A few years ago, the Kingdom of Saudi Arabia allowed its women to drive, propelling a change in mindset and stirring hopes for a brighter future for this gender. In the desert city of Alula, this hope burns brighter than ever.

To revive and promote traditional crafts of the region, Madrasat Addeera school collaborated with Turquoise Mountain Foundation, an NGO established by Prince Charles to protect traditional crafts and historical areas, and the Royal Commission for AlUla to teach women craftswork, in June 2020. Ever since, there has been a renewed focus on women independence and empowerment, through vocational training in different courses, ranging from a period of 2-3 years.

In the first room we enter, I can instantly smell the sweet fragrance of desert sand. A dozen women are hard at the wheel, sculpting pots and bowls from clay. This clay is picked straight from the desert and used to create utensils and artwork with creative designs that also take their inspiration from the architecture and culture of the city.

Hamad, the supervisor at the centre, and also our guide for the day, takes us around, introducing us to the artisans, while teaching us more about the archaeological gems that have been unearthed in Alula.
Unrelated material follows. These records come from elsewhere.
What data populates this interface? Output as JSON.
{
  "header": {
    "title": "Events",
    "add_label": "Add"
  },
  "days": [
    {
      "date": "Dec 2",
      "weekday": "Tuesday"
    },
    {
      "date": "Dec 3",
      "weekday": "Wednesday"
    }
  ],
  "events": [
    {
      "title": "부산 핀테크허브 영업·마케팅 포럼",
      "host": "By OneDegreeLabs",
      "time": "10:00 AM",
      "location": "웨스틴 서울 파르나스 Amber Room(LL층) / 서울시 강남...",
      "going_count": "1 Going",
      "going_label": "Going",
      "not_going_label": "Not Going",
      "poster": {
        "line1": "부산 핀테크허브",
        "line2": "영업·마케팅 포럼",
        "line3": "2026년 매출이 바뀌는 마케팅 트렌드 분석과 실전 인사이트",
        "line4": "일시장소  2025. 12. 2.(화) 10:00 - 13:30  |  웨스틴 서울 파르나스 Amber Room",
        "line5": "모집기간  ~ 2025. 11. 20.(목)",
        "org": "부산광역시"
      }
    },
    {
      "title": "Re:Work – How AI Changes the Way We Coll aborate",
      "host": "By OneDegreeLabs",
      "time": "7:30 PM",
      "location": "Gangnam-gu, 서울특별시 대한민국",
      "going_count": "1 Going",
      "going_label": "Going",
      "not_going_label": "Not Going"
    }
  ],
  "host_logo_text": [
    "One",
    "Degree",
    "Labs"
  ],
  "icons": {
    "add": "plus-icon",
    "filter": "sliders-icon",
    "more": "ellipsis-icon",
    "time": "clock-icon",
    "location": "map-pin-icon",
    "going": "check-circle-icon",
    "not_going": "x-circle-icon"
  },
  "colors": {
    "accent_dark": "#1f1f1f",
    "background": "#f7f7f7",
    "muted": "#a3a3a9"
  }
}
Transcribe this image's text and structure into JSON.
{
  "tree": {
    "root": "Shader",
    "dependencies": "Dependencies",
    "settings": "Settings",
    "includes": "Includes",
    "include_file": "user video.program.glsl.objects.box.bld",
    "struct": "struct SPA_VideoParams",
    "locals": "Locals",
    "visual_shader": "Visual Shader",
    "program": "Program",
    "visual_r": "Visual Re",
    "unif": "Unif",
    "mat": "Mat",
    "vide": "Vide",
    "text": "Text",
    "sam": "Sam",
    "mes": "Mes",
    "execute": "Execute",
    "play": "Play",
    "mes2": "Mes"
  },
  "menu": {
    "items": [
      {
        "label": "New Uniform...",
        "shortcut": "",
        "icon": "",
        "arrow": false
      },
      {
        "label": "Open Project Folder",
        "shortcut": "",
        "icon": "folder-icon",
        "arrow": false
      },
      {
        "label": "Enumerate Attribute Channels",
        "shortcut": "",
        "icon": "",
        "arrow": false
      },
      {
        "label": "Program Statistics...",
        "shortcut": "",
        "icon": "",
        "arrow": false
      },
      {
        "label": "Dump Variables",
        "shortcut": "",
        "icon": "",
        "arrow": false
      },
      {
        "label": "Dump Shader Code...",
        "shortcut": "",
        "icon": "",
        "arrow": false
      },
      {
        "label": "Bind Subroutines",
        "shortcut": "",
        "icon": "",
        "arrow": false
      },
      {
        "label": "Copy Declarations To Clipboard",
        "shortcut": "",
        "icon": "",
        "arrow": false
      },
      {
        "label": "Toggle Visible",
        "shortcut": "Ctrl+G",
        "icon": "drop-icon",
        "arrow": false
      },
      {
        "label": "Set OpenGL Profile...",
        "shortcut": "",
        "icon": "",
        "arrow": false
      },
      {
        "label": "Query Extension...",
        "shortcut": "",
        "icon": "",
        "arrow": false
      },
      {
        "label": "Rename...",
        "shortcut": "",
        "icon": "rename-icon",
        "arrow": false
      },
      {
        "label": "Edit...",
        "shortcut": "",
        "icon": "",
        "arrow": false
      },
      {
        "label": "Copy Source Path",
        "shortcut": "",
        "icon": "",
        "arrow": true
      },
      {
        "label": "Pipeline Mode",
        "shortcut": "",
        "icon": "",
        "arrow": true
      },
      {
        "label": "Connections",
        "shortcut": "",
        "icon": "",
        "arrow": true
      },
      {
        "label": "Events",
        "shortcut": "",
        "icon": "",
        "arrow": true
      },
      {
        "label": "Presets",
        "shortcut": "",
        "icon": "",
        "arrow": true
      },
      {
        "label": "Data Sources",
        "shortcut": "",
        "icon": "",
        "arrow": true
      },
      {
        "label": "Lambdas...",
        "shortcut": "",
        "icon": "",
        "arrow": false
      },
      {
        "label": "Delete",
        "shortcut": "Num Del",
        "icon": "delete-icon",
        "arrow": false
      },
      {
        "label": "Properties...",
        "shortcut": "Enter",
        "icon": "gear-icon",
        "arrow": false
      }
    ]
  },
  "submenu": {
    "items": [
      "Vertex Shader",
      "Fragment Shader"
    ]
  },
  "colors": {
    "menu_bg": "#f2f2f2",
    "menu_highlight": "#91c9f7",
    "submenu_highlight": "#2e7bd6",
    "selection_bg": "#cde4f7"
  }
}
Before we move to the next room, I take a few pictures, with a few artists requesting that I keep their faces out of the purview of my lens. I gladly obey.


Each room at Addeera is a marvelous example of the leaps that Saudi is taking to promote its heritage, while not blindly giving in to tourism plot holes. The initiative here does not just promote tradition each artisan here is paid a stipend, for many women run their own homes with the money earned here, which acts as an incentive to draw more talent into the fold.

In the subsequent rooms, we meet women engaged in making jewellery from metals like silver and gold. Some are learning how to weave wall art from palm leaves. The best part This is a focus on sustainability, with students using different coloured earth from the various mountains of AlUla to make their own unique pigments. &ldquoWe hope one day, our products get global recognition. I hope to start my own brand one day,&rdquo says a stitching student, who is currently working on handbags that feature designs inspired by the old town itself. In Alula, modernity and tradition go hand in hand.

RCU is also taking stock of the international fine arts market, educating people in traditional and contemporary crafts. They had launched Alula&rsquos first art residency program, which saw six artists work in the area for 11 weeks, exploring the theme &lsquorebirth of the oasis&rsquo. There are great plans for the future for the school, says Hamad, which include a residence for artists, a boutique store and cafe. Currently, the products made by the students are sold at a small store in the Old Town market. The Artisans Workshops in AlUla will also eventually be offered to visitors too.

Related Stories

No stories found.
Outlook Traveller